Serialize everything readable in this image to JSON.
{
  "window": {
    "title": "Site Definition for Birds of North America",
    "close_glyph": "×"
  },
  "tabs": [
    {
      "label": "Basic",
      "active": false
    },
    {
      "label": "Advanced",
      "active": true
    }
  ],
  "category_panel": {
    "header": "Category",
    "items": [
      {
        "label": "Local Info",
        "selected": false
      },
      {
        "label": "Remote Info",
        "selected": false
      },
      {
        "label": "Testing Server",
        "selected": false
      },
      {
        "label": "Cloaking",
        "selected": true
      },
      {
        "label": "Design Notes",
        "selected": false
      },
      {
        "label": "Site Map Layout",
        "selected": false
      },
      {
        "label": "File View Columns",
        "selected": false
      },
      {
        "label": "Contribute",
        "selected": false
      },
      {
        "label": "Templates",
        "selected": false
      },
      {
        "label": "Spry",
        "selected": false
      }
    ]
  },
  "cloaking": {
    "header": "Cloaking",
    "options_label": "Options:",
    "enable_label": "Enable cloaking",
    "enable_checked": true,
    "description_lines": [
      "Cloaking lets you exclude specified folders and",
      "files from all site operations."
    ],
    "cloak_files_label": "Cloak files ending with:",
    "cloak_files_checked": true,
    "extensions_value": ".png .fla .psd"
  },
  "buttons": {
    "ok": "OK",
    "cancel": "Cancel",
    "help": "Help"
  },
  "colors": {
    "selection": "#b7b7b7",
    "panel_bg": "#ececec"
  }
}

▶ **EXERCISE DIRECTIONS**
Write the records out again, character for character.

▶ **OUTPUT OF THE TASK**
Serialize everything readable in this image to JSON.
{
  "window": {
    "title": "Site Definition for Birds of North America",
    "close_glyph": "×"
  },
  "tabs": [
    {
      "label": "Basic",
      "active": false
    },
    {
      "label": "Advanced",
      "active": true
    }
  ],
  "category_panel": {
    "header": "Category",
    "items": [
      {
        "label": "Local Info",
        "selected": false
      },
      {
        "label": "Remote Info",
        "selected": false
      },
      {
        "label": "Testing Server",
        "selected": false
      },
      {
        "label": "Cloaking",
        "selected": true
      },
      {
        "label": "Design Notes",
        "selected": false
      },
      {
        "label": "Site Map Layout",
        "selected": false
      },
      {
        "label": "File View Columns",
        "selected": false
      },
      {
        "label": "Contribute",
        "selected": false
      },
      {
        "label": "Templates",
        "selected": false
      },
      {
        "label": "Spry",
        "selected": false
      }
    ]
  },
  "cloaking": {
    "header": "Cloaking",
    "options_label": "Options:",
    "enable_label": "Enable cloaking",
    "enable_checked": true,
    "description_lines": [
      "Cloaking lets you exclude specified folders and",
      "files from all site operations."
    ],
    "cloak_files_label": "Cloak files ending with:",
    "cloak_files_checked": true,
    "extensions_value": ".png .fla .psd"
  },
  "buttons": {
    "ok": "OK",
    "cancel": "Cancel",
    "help": "Help"
  },
  "colors": {
    "selection": "#b7b7b7",
    "panel_bg": "#ececec"
  }
}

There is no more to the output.